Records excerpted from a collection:
+ + + + + + +

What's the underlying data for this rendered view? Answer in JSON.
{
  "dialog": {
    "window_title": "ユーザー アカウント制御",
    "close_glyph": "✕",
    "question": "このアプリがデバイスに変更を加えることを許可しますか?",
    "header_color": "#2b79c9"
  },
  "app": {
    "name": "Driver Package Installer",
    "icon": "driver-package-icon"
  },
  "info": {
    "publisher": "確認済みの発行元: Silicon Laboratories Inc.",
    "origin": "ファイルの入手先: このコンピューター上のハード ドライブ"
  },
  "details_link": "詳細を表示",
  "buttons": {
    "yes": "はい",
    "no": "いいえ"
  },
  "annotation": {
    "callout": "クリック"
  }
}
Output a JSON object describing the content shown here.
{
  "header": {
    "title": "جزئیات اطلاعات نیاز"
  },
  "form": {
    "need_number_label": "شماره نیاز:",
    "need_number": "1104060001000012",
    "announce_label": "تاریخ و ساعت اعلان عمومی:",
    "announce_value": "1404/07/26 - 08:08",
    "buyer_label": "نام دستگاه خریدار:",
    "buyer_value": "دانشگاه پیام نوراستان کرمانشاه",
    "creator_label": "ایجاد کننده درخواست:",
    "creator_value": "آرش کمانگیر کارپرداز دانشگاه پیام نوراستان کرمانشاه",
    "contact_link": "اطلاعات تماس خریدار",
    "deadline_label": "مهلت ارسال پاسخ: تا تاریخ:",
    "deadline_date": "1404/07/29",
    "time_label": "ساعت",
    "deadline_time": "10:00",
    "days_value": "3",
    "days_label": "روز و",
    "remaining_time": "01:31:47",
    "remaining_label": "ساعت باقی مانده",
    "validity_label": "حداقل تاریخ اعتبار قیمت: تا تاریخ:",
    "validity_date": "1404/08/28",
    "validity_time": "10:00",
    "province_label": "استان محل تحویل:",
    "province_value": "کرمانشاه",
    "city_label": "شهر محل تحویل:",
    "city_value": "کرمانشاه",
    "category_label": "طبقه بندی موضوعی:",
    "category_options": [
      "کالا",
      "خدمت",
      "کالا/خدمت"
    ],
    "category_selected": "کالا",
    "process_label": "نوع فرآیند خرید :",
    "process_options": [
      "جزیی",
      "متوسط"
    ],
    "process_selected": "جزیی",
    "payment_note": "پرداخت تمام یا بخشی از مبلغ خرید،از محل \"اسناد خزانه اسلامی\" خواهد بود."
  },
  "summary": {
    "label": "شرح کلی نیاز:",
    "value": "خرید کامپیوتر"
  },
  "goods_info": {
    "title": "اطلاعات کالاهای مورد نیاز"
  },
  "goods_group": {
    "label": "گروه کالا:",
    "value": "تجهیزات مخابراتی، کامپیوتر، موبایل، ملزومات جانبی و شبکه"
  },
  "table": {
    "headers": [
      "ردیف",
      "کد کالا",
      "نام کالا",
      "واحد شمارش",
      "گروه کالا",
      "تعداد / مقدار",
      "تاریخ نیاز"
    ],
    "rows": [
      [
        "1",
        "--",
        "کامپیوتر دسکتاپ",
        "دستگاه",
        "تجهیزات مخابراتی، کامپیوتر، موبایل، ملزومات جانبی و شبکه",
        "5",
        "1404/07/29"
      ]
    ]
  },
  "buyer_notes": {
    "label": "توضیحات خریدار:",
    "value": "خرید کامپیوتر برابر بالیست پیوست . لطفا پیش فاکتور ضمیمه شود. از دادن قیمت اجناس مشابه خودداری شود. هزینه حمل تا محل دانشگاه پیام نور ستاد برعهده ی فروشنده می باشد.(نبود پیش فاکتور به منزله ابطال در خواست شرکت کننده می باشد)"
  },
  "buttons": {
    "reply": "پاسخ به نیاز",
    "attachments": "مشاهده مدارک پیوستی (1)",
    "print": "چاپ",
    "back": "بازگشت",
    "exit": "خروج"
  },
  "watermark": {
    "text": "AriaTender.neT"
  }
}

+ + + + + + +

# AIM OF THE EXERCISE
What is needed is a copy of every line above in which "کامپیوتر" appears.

# TASK RESPONSE
    "value": "خرید کامپیوتر"
    "value": "تجهیزات مخابراتی، کامپیوتر، موبایل، ملزومات جانبی و شبکه"
        "کامپیوتر دسکتاپ",
        "تجهیزات مخابراتی، کامپیوتر، موبایل، ملزومات جانبی و شبکه",
    "value": "خرید کامپیوتر برابر بالیست پیوست . لطفا پیش فاکتور ضمیمه شود. از دادن قیمت اجناس مشابه خودداری شود. هزینه حمل تا محل دانشگاه پیام نور ستاد برعهده ی فروشنده می باشد.(نبود پیش فاکتور به منزله ابطال در خواست شرکت کننده می باشد)"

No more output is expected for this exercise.